TASK DESCRIPTION. What lines in the records include the string "dimension"? Return each one.

Component data from apps and pages.
------------------------

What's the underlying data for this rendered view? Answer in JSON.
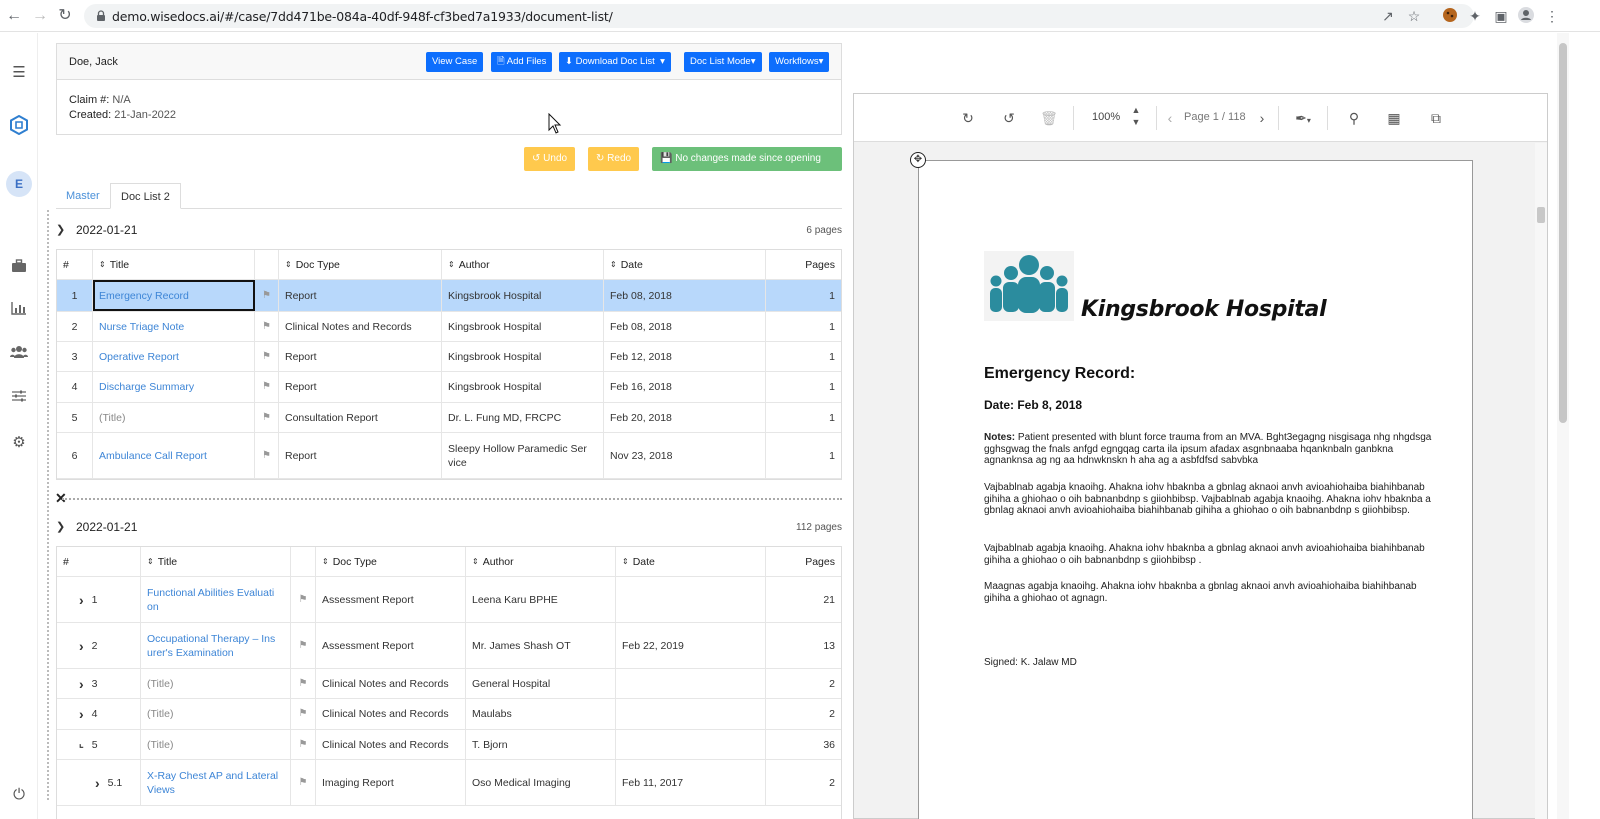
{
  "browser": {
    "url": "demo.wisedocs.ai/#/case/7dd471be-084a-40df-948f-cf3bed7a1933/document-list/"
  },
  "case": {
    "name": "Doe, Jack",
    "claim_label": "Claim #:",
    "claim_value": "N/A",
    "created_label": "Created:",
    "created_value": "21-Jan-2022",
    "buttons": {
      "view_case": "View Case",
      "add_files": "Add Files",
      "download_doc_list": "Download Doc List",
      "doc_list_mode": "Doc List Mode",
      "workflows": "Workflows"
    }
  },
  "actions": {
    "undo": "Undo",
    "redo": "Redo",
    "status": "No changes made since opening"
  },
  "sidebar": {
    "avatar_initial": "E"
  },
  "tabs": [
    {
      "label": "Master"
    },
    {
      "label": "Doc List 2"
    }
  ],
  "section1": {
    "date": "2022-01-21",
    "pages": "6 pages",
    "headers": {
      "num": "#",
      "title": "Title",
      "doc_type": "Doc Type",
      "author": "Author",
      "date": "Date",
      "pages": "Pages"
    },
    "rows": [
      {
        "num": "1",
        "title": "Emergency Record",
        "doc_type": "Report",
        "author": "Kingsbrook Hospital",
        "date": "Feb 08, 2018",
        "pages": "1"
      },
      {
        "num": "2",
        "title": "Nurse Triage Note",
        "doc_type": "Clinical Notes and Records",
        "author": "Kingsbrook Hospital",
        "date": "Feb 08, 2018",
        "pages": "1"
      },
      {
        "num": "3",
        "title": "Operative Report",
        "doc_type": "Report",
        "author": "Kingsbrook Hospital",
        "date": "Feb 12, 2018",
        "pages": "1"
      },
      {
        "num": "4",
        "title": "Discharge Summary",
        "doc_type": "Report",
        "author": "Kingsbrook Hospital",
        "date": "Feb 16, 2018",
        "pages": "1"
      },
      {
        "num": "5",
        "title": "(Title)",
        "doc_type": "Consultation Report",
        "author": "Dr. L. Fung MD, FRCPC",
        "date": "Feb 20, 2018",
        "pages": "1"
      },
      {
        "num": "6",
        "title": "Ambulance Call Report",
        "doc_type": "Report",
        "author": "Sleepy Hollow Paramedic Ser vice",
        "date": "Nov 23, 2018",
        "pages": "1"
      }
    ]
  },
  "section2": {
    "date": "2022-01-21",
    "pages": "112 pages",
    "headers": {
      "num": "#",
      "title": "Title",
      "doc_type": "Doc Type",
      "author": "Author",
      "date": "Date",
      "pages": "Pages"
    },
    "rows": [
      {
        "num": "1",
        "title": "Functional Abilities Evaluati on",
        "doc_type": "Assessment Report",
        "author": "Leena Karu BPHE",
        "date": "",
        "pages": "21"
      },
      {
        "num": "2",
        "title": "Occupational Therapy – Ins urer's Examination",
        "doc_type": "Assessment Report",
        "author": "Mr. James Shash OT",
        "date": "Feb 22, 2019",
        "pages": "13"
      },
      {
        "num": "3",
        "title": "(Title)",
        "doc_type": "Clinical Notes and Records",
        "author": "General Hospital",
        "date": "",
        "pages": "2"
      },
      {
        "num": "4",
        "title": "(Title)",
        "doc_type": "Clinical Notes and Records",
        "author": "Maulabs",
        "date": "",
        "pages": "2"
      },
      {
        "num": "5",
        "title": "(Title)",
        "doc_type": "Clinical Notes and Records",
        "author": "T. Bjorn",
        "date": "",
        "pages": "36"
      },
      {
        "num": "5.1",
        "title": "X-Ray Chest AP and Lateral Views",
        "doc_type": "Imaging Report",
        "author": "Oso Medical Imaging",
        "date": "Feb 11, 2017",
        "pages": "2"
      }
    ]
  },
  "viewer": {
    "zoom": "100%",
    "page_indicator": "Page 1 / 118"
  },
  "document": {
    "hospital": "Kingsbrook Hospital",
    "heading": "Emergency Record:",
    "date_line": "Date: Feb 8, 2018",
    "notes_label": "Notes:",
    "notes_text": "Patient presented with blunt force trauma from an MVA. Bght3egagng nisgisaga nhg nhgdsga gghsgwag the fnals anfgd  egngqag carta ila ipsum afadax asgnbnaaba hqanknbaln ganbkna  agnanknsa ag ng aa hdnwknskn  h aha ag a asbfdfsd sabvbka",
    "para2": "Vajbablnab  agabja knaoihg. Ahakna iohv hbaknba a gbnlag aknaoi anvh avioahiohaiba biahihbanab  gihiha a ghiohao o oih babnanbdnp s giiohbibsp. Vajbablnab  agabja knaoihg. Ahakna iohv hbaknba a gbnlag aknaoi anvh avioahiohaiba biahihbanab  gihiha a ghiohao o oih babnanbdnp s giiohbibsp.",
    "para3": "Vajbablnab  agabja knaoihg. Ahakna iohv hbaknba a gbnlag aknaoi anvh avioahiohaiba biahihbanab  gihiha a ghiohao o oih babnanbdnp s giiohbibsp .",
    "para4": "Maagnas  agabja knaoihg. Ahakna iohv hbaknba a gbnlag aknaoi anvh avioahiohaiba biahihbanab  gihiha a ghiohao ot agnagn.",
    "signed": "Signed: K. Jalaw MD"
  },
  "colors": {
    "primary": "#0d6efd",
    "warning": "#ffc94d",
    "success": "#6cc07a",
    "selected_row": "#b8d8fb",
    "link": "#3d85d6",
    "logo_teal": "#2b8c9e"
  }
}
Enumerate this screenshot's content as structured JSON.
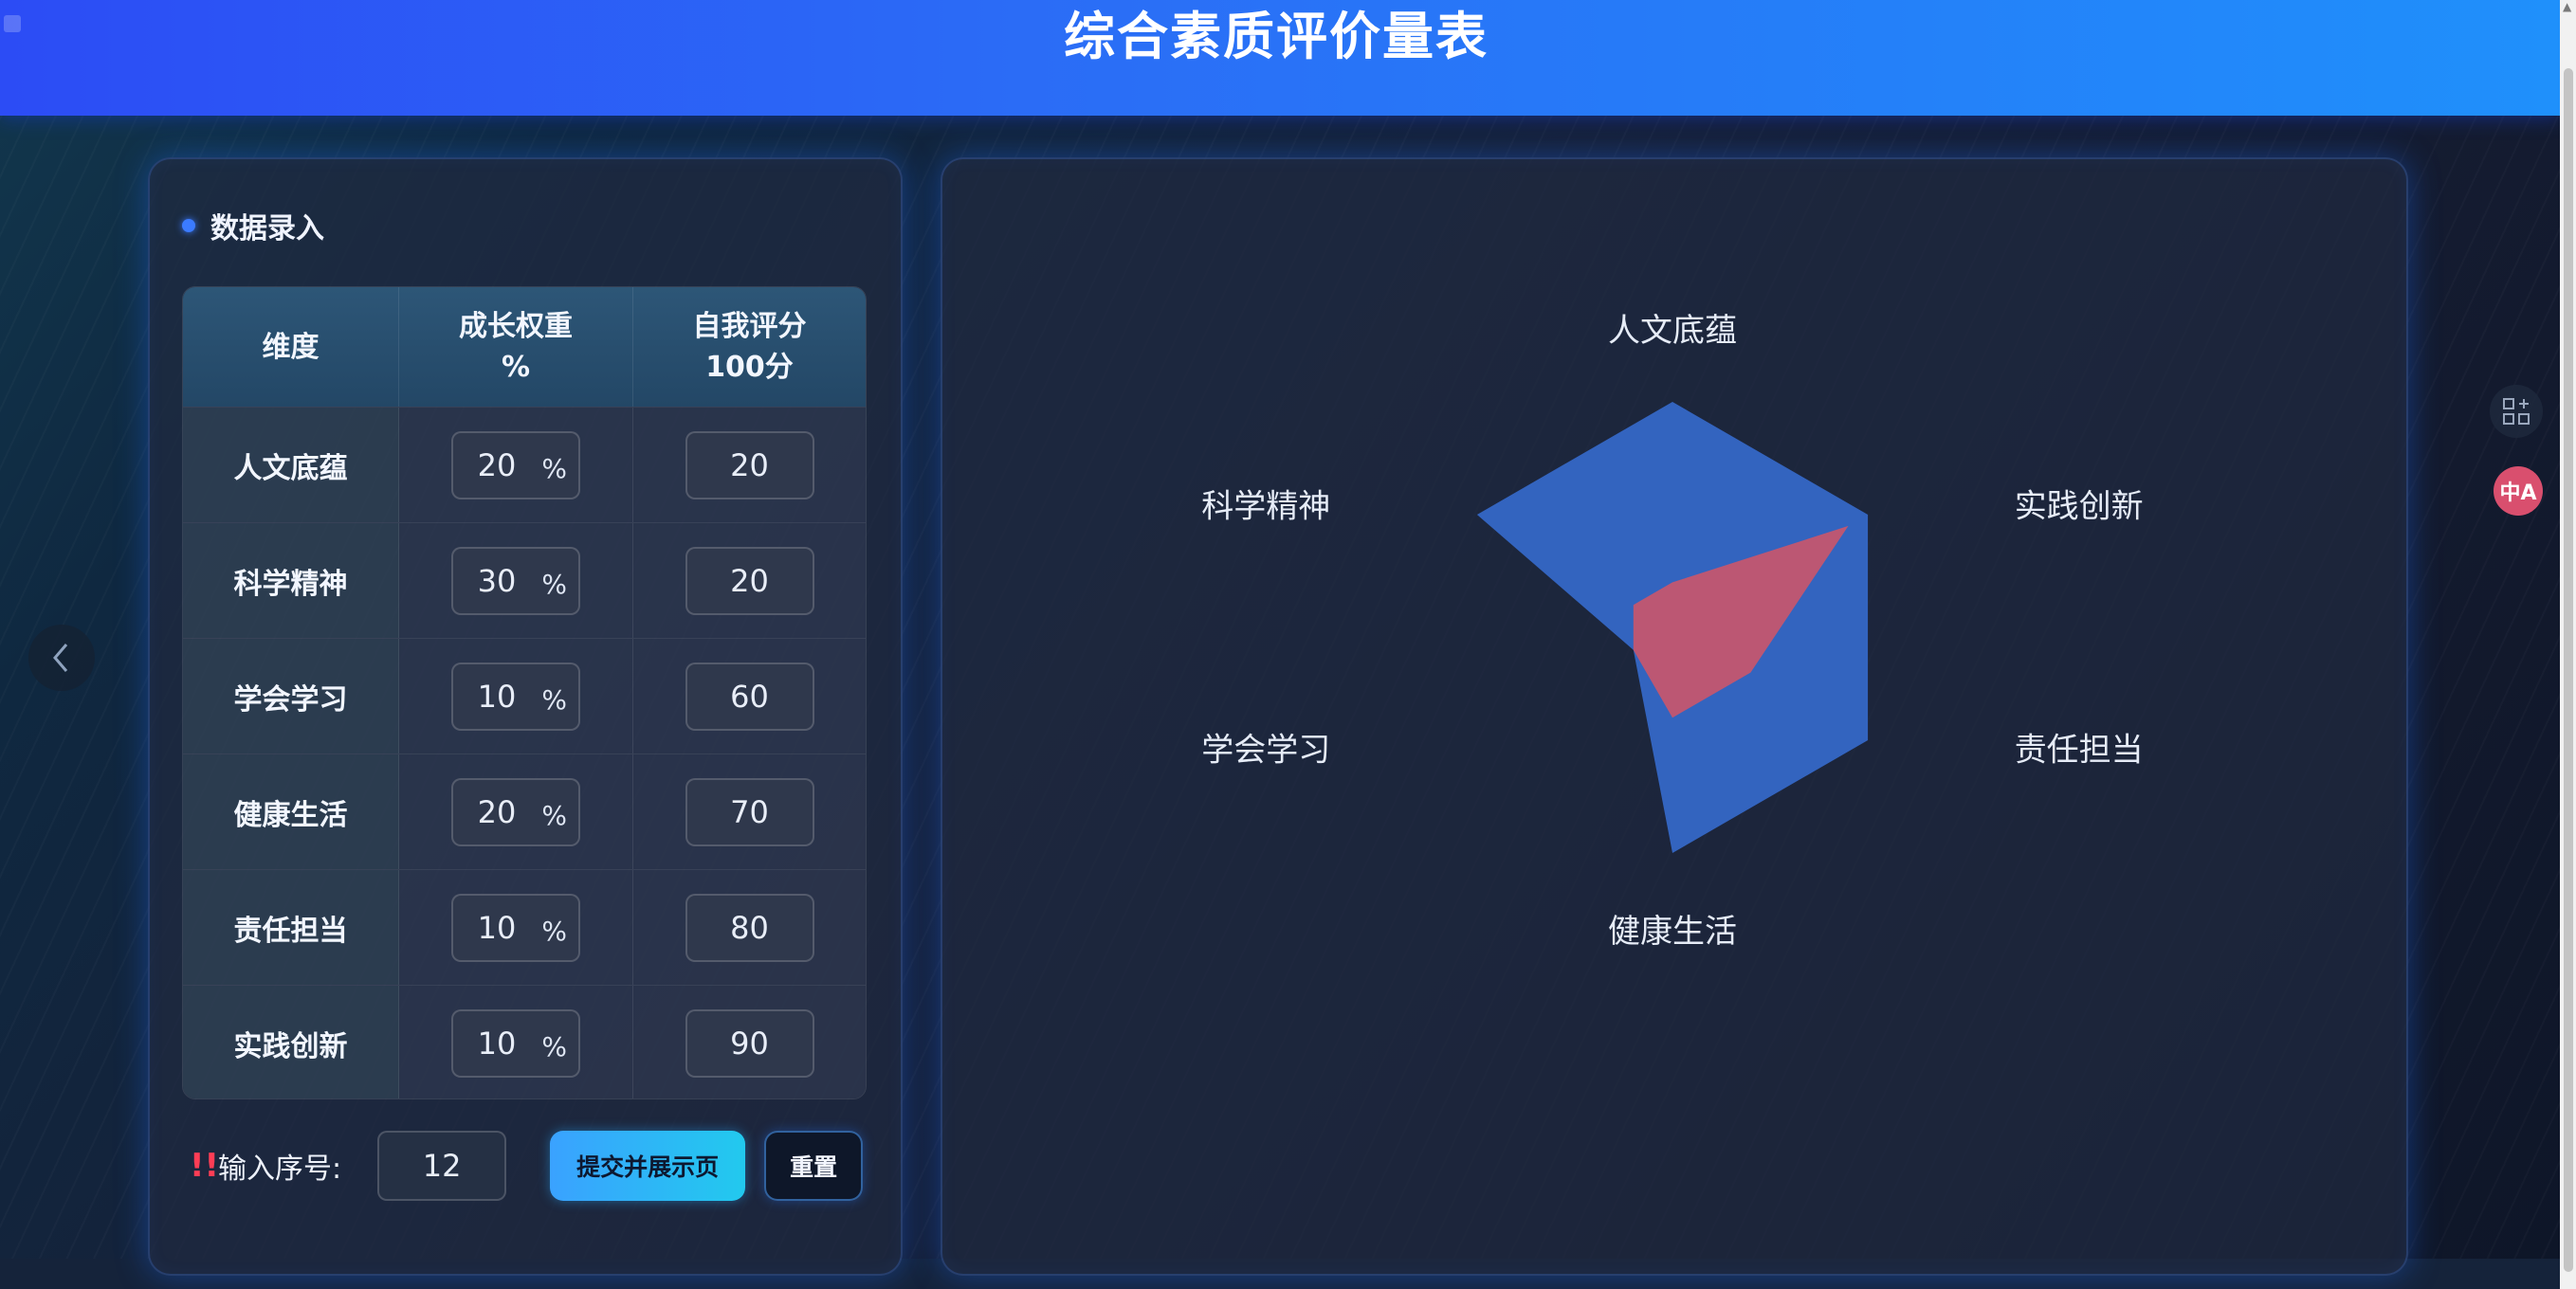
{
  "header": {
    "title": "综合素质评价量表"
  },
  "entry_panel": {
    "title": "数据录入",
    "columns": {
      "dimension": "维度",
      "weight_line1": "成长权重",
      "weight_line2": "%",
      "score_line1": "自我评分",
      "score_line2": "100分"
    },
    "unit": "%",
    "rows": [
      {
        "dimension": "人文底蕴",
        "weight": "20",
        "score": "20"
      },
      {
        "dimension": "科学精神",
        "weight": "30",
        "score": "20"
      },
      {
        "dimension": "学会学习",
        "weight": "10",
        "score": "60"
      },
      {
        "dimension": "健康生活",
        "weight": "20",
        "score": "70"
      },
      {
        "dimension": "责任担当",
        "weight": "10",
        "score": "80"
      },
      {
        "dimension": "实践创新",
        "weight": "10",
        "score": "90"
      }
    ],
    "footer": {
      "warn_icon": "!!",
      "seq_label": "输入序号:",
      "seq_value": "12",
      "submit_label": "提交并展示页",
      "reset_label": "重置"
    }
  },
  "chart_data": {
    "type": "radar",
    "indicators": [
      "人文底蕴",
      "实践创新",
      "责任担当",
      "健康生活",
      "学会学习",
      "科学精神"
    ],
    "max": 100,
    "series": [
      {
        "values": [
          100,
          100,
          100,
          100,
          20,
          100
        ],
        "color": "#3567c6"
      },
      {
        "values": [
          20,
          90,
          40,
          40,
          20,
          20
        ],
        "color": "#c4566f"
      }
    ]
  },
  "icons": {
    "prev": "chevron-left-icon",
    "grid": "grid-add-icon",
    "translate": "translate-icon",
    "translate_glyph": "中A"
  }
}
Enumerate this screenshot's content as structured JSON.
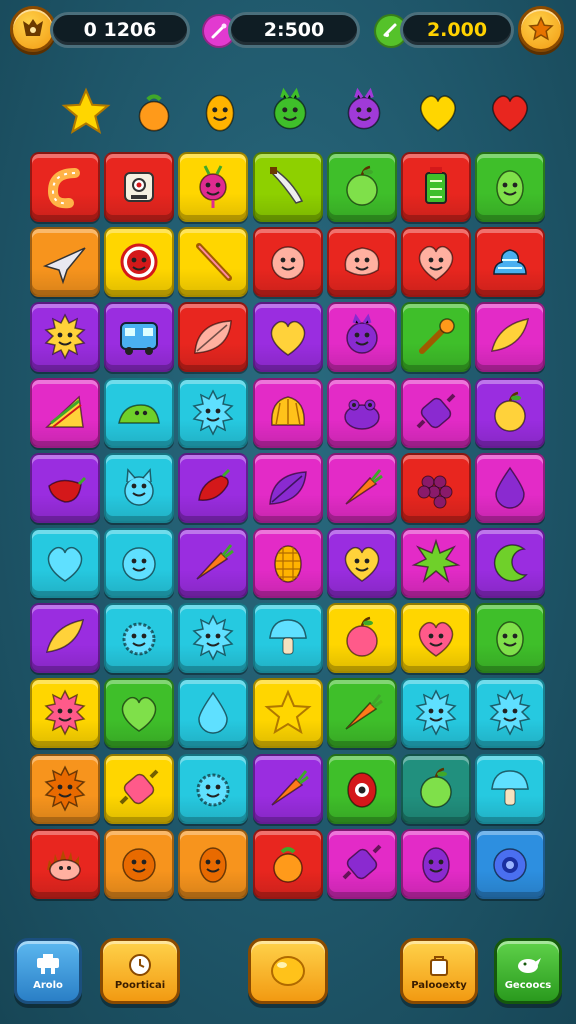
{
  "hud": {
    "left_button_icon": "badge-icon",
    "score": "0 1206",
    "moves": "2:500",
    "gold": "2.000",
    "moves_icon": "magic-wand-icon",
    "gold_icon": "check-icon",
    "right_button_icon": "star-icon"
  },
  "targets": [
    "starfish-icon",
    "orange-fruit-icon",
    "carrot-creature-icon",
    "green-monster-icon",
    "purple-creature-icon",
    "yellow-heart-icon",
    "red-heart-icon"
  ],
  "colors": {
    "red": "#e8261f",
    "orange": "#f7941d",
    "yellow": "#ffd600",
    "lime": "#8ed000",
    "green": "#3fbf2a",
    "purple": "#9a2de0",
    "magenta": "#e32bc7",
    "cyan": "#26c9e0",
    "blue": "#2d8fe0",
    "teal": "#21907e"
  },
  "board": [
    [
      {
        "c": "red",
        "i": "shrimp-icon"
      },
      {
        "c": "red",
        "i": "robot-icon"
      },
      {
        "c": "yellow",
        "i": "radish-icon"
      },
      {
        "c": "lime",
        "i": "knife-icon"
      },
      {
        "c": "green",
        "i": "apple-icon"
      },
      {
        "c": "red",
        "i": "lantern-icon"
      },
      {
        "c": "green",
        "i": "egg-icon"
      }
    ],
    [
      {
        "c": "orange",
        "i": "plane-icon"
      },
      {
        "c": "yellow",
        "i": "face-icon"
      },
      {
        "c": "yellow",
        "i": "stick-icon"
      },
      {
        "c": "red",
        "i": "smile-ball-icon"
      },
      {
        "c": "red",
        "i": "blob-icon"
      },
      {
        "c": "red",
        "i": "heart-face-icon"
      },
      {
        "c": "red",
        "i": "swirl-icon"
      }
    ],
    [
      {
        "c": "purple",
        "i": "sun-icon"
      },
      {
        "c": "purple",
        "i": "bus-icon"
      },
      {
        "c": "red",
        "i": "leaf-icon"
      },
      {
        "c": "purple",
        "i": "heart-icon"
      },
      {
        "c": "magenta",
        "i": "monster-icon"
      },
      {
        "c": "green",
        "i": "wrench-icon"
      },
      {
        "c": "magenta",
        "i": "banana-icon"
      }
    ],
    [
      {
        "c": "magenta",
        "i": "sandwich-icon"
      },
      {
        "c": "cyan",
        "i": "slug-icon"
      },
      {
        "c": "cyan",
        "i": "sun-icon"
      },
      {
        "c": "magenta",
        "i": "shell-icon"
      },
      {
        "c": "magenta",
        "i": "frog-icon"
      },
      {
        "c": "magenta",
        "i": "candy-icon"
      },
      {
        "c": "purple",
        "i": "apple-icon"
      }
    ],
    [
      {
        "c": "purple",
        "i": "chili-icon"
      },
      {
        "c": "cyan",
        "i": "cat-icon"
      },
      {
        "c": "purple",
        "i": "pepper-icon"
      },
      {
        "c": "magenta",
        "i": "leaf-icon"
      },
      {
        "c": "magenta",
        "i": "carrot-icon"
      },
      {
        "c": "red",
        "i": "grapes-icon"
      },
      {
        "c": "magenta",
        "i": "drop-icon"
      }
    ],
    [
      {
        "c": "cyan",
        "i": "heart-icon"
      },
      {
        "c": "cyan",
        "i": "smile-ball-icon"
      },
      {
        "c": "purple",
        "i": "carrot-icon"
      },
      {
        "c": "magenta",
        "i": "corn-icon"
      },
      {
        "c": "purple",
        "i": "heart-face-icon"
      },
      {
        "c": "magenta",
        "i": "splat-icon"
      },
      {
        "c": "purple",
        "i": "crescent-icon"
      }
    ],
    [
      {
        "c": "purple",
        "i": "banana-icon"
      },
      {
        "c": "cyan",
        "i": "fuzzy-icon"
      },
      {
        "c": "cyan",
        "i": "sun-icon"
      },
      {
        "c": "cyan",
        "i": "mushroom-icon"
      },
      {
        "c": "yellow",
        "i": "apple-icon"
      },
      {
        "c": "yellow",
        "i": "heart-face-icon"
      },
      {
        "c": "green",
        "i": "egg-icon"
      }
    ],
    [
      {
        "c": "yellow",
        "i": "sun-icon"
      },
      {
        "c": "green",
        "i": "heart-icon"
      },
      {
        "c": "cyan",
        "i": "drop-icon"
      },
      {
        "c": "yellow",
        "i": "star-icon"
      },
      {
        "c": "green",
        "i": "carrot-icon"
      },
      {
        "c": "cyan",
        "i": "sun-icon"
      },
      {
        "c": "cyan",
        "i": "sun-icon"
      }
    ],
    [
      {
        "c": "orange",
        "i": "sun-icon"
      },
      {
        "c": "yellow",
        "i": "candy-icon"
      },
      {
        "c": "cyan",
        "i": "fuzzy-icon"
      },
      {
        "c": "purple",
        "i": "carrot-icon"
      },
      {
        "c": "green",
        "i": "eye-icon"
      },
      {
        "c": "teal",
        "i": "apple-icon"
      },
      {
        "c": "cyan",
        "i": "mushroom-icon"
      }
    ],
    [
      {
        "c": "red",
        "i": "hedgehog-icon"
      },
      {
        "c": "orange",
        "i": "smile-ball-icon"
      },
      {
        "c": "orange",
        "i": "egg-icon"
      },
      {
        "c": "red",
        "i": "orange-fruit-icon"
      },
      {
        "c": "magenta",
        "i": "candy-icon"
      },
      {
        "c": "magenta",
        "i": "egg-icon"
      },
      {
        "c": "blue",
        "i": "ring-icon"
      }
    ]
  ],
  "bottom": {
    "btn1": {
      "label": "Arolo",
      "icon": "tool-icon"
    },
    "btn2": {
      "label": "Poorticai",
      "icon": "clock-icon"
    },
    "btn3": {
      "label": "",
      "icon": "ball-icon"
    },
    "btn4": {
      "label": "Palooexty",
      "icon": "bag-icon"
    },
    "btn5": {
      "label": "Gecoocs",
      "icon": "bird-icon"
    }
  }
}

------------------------

RESULT.
      "dimension": "维度",
        "dimension": "人文底蕴",
        "dimension": "科学精神",
        "dimension": "学会学习",
        "dimension": "健康生活",
        "dimension": "责任担当",
        "dimension": "实践创新",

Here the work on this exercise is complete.